PROVIDED RECORDS below:

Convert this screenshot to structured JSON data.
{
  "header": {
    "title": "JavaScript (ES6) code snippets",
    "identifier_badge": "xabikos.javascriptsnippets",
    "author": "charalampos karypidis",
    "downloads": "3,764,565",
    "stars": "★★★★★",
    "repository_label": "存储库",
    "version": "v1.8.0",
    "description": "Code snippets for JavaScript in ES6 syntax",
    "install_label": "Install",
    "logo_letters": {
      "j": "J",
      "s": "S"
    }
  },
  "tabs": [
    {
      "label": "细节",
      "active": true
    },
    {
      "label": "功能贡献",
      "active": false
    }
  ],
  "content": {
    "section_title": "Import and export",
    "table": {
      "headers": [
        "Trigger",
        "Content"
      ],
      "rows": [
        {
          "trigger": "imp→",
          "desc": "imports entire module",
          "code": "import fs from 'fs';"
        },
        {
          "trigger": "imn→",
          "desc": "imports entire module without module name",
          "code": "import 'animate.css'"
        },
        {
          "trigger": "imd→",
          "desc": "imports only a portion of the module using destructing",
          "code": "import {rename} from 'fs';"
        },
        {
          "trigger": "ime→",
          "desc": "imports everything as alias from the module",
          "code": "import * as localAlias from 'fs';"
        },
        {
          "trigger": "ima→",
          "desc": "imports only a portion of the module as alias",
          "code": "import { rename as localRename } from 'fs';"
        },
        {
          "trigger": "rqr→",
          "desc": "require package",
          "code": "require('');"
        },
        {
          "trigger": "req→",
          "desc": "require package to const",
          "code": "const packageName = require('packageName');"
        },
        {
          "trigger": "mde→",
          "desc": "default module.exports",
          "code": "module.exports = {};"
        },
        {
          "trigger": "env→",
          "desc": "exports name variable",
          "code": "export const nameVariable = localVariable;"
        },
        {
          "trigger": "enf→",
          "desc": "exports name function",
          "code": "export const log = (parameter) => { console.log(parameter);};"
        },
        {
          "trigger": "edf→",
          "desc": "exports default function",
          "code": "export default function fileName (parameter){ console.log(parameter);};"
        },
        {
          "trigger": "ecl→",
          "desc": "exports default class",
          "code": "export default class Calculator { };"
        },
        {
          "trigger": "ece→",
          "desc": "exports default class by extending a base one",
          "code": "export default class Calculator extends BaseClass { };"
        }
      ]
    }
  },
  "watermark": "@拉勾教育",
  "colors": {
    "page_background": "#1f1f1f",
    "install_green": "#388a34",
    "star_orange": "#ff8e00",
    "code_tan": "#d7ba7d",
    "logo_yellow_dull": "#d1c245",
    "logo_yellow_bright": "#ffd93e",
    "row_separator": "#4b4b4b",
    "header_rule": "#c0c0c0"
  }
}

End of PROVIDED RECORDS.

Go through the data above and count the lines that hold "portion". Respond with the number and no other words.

▸ **TASK RESPONSE**:
2